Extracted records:
· · ·

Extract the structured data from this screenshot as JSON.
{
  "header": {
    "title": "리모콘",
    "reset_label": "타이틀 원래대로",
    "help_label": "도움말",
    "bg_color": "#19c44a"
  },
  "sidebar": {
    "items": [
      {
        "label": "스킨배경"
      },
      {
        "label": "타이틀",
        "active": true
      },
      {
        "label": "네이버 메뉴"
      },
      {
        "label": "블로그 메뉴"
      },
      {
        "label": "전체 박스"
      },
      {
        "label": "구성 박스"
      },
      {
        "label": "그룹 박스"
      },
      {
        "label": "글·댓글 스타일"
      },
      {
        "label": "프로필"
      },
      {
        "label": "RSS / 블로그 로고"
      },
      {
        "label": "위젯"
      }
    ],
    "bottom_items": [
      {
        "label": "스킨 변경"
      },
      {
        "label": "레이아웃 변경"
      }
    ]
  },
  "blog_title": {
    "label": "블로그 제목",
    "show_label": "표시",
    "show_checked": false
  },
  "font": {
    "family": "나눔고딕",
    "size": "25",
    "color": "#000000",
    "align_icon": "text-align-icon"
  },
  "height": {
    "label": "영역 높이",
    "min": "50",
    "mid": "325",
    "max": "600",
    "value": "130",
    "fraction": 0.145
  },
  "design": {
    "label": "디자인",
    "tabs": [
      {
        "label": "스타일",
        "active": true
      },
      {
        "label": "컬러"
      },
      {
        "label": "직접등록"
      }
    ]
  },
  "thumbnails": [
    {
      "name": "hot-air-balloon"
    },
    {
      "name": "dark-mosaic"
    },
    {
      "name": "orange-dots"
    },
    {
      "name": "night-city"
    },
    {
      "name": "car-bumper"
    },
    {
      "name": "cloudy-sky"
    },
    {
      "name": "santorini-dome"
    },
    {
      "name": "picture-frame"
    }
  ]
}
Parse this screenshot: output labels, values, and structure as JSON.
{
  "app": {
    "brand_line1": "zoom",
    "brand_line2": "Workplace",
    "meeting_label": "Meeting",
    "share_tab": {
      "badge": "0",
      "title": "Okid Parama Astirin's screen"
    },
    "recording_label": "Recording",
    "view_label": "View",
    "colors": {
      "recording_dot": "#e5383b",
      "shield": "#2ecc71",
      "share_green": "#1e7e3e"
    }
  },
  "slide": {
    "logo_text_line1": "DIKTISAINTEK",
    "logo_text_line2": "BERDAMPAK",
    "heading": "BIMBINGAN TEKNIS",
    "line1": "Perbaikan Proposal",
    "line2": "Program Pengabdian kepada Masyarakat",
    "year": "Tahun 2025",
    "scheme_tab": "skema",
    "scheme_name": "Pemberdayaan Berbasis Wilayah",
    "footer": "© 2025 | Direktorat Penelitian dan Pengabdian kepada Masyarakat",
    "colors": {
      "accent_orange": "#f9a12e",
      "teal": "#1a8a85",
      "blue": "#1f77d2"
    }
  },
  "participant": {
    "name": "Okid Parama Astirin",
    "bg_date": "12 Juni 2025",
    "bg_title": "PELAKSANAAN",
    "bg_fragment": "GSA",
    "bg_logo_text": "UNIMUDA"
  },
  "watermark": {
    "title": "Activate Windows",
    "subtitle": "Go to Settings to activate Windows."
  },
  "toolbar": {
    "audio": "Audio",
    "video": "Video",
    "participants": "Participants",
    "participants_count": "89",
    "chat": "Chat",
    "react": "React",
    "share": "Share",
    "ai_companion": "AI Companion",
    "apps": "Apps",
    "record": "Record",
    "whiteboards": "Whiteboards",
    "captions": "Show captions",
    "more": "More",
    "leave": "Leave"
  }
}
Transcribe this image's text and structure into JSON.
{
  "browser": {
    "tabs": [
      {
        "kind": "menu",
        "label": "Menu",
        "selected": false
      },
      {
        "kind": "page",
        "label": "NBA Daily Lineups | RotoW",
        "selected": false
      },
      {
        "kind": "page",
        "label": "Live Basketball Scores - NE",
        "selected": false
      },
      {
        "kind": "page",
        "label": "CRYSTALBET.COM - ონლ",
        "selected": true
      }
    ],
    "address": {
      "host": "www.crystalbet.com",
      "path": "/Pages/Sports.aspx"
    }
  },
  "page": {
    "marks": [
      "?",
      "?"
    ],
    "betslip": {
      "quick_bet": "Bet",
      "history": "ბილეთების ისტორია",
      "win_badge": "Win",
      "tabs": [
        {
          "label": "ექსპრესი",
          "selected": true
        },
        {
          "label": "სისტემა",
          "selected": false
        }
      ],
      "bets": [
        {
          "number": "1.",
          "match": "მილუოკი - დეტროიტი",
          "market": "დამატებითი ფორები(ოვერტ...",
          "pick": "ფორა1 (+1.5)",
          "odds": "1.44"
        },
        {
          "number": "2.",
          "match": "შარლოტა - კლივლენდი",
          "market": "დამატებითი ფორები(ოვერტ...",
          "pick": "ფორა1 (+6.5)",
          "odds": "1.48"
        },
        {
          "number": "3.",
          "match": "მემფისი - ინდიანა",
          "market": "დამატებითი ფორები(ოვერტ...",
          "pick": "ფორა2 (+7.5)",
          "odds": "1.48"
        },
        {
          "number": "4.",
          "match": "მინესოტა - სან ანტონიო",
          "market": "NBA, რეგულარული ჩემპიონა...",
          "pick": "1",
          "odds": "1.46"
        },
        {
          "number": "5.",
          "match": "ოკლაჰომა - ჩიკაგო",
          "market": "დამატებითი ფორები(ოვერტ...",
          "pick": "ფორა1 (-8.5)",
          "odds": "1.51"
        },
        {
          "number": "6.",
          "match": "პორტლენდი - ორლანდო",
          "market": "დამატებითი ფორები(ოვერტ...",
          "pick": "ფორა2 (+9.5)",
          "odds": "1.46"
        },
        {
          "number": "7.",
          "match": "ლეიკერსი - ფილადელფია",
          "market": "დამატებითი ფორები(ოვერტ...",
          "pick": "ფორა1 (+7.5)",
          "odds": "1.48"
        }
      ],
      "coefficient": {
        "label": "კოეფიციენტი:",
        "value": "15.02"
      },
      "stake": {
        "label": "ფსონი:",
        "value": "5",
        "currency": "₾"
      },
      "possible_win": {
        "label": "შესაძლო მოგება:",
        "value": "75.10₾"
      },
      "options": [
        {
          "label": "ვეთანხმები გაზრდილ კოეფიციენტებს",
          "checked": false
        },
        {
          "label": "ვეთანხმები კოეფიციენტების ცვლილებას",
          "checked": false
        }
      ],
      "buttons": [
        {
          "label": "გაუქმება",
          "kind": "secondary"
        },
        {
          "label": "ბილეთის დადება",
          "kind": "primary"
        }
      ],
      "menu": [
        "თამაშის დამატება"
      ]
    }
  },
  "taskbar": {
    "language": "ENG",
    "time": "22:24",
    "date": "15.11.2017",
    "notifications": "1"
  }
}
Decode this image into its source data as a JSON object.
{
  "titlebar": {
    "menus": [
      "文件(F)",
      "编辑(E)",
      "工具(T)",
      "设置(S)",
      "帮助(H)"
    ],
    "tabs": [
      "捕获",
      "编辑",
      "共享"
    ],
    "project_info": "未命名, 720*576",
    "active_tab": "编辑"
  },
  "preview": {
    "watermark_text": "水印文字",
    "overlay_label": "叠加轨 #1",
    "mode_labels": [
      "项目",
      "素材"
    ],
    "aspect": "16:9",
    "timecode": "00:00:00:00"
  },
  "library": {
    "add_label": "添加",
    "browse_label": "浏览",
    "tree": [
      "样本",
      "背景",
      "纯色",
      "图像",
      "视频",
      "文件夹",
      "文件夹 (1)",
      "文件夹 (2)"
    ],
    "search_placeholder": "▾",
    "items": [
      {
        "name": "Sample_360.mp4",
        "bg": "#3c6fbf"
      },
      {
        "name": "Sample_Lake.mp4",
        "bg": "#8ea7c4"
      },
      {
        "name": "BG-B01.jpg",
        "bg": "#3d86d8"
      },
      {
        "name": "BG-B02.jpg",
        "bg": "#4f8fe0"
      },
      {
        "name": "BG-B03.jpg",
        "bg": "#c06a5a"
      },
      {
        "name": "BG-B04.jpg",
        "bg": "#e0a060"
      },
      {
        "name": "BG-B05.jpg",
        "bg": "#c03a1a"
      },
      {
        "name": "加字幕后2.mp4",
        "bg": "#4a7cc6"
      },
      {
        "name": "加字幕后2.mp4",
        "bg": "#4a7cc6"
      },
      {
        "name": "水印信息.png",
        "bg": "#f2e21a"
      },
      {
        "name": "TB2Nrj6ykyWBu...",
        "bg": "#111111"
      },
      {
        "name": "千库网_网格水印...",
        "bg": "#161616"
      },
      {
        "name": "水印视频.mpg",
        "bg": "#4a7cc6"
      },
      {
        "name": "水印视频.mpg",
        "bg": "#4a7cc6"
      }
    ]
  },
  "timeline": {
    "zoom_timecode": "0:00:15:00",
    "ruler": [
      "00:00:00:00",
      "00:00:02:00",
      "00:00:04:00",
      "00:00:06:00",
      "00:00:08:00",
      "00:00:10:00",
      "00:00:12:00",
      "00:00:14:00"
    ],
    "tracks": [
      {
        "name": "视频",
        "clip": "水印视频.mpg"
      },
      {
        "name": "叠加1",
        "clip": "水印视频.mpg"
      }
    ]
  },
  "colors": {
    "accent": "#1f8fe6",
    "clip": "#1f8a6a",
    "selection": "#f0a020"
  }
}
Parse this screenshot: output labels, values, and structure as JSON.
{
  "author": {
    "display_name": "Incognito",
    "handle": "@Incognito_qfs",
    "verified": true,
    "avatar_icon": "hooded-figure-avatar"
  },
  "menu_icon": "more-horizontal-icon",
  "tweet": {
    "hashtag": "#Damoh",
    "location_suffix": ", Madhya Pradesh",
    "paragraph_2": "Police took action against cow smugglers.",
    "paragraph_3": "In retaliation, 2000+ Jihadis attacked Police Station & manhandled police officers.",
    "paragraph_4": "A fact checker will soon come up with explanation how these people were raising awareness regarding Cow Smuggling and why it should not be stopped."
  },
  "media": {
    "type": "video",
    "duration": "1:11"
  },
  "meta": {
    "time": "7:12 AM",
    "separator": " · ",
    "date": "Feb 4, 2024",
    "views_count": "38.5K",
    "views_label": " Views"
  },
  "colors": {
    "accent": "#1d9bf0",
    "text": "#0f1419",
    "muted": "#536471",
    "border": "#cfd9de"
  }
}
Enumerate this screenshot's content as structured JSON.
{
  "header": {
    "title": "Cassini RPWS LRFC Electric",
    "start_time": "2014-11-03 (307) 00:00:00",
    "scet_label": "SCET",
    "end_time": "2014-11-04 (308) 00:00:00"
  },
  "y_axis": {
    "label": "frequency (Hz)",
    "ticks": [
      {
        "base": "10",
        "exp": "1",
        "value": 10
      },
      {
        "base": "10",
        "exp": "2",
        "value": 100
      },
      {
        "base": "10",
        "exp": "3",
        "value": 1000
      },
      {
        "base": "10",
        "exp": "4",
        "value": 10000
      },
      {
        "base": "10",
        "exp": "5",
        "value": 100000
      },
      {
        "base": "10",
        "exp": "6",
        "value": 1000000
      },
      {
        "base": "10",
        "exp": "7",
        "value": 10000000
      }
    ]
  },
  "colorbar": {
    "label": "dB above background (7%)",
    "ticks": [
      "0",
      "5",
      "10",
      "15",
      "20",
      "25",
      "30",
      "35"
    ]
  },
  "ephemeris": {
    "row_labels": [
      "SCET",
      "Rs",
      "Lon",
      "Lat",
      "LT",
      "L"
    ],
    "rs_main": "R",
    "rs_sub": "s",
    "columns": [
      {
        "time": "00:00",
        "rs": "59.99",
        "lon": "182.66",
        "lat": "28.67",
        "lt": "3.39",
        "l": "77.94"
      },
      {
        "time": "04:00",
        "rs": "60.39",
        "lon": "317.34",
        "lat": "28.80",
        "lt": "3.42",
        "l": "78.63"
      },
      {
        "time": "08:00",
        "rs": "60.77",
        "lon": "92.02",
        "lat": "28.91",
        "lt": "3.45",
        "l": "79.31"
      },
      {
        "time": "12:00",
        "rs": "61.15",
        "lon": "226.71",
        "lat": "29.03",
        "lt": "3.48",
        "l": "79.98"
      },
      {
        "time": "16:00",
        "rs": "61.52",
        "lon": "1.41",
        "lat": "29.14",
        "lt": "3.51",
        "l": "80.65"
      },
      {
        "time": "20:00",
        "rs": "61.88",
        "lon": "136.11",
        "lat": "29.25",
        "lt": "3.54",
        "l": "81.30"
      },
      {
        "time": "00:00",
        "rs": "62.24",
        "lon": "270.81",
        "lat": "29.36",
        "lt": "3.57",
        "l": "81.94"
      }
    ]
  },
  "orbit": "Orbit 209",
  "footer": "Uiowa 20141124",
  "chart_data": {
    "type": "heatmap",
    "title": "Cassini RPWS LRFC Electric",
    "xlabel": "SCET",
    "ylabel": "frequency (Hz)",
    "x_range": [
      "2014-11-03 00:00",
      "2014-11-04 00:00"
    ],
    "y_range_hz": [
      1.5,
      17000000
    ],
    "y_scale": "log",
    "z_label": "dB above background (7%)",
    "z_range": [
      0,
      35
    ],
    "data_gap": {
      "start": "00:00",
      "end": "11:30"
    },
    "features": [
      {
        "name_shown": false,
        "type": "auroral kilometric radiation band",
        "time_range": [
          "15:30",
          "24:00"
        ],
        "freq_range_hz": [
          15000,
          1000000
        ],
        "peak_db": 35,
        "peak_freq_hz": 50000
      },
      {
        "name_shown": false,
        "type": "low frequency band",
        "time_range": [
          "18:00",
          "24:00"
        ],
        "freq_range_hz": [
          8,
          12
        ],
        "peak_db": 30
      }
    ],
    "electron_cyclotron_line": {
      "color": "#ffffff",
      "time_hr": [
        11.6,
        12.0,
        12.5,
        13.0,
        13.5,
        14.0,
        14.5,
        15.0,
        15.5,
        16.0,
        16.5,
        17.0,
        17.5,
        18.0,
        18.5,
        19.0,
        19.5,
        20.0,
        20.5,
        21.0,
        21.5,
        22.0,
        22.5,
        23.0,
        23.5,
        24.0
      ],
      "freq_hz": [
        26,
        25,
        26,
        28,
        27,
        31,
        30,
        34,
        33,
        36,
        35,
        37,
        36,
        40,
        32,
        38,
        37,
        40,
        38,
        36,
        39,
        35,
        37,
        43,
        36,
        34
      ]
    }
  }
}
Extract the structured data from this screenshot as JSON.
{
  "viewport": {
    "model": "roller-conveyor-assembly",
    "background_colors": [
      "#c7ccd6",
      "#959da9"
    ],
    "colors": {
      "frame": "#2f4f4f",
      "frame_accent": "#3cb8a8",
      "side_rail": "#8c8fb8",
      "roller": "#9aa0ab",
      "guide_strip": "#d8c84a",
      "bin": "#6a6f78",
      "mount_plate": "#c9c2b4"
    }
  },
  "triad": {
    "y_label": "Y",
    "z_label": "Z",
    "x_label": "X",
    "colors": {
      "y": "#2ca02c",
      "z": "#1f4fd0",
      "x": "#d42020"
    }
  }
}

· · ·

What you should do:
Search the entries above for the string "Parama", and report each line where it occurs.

Solution for this problem:
      "title": "Okid Parama Astirin's screen"
    "name": "Okid Parama Astirin",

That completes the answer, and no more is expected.